I’d never heard of Borek before today when i learned that it is a thin and flaky phyllo dough that is filled with cheese and meat. It is then baked and served, as is the case in Sofra, with a tangy tomato curry sauce. It is topped with a dollop of labne. Labne is a thick, rich style of greek yogurt. The meat inside of the phyllo dough was a braised, then shredded lamb. The flavors created a delicious harmony in my mouth. The lamb had an earthy flavor that was appeased by the tangy greek yogurt. The tomato curry sauce served as a supporting role for the entire dish, making sure everyone got along together. The first bite was heavenly and delicious, unlike anything Ive had before. And so, with the simple act of eating the food created by another chef, I was able to distinguish and understand Sortun’s interpretation of the experiences that she had during her time studying in Turkey. Most importantly however, was that her food brought Turkey to me, and for that meal, I was a queen.

Below are a couple of pictures taken inside Sofra Bakery and Cafe.



Eating Boston: St. Paddy’s Day

The waves of people walking up and down Broadway Ave. this morning grew increasingly larger, greener, and drunker, as the annual Boston St. Patrick’s day parade got ready to march on down South Boston, or as I soon learned from all the locals, Southie. Surprisingly, Bostonians not only celebrate Irish-American heritage on March 17th every year, but they also celebrate what is know as “Evacuation Day”. Evacuation day commemorates the day during the Revolutionary War in which George Washington forced the British to evacuate Dorchester, which is now a neighborhood adjacent to Southie. That day was March 17, 1776.

I trekked alongside the parade route, dodging droves of happy drunk people and often kicking many Sam Adams beer cans out of my path in search for a famous corned beef on rye sandwich. After about at hour of searching and still no sandwich in hand, i decided it was too cold to continue. I turned back around to my starting point, got in 20 minute line for hot coffee and headed back, defeated. On my way back to the train station, I witnessed the extravagant attempts of those who wanted to be the most “Irish”, which was such a fun experience.
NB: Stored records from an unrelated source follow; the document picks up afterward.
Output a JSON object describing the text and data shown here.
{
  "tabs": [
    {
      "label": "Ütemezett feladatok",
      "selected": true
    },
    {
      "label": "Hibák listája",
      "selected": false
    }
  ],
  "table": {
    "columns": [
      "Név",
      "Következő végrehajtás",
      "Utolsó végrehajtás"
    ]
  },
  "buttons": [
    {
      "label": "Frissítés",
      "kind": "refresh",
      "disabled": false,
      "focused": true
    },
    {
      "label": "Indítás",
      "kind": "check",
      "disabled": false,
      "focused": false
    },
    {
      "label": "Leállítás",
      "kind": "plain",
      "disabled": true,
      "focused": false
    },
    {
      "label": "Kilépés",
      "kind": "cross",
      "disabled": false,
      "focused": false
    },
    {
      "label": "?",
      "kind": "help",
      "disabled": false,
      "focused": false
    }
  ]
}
A girl was covered in green makeup, a green wig, and bright green glittery tights. Others were simply trying to get the most green beer into their system to proven their Irish-ness. But I leaped with joy as I saw the ubiquitous green man (from the series “Its Always Sunny in Philadelphia” ) make an appearance in his clover green body suit and complete Irish attire. Capturing him in photo was enough to make my trip to Southie worthwhile.

Just as I had lost all hope of tasting the famous corned beef on rye, I wandered into a small cafe next to the train station and saw, to my delight, their special board. On it read: Corned beef on rye. Joy!

I sat on a sunny corner inside the quaint cafe to enjoy every bite of the salty, fatty layers of beef tucked inside two loafs of fresh rye bread. There was drunken chaos outside as gusts of frigid wind drove the the drunk hoards away and to their homes. Yet, I remained in a state of bliss as I observed the unrest around me and peacefully ate my sandwich.
Later, I learned that corned beef is primarily an Irish-American dish which probably originated when the Irish in America decidedly substituted the pork for beef. In any case, St. Patrick’s day is also a celebration that is observed mainly in America, and so in the spirit of America and its diverse cultural heritage, I had a famous corned beef sandwich in South Boston on St. Paddy’s day. I am living the life.